Strawberry CiderWe added hard apple cider making in 2020 and feed the spent apples back to the cows. They love it. In 2021, we added pickles and preserve production to our rotation and added a demonstration garden for visitors to enjoy. This year we are focusing on developing our composting program and refining our rotational grazing. We are starting to configure our pastures so we can move cows to fresh pasture as often as possible and more intensively manage the grass stands that we have. We also hope to add a small hog operation to utilize the whey and any waste from the creamery and keep all our bull calves and raise them up on the farm for grass fed beef. We have transitioned all of our fields to permanent, diversified grass pastures and retained one six acre field for sunflowers in the summer and beneficial cover crops to improve soil in the winter. 

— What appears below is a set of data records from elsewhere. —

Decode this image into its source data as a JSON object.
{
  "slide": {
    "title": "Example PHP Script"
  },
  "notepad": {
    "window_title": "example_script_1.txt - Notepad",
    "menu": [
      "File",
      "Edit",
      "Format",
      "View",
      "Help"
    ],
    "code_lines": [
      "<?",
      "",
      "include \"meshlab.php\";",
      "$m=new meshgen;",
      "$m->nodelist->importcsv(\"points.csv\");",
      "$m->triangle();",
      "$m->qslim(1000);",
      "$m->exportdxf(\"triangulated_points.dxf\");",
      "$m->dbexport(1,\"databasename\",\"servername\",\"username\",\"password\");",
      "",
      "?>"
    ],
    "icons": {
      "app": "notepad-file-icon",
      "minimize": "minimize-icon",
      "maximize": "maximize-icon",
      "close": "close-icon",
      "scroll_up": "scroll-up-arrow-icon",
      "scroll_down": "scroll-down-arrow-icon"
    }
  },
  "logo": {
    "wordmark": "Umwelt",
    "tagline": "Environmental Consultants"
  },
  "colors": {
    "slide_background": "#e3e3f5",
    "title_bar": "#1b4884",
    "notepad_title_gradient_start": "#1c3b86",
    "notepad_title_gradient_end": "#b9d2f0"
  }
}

As we grow and evolve we don’t want to become a larger and larger dairyGrazing Sudan Grass producer, we want to build a diverse and sustainable farming operation and bring people on the farm to enjoy, learn and experience what we are doing. We want to become experts at grass and soil management (we have a lot to learn!) and continue to build on the healthy foundation of the farm. This will take time but as we develop new business channels we want them to connect with existing ones to create a full circle and balanced approach. We look forward to having people visit us at both locations and become connected personally to our mission and be a part of it as we grow.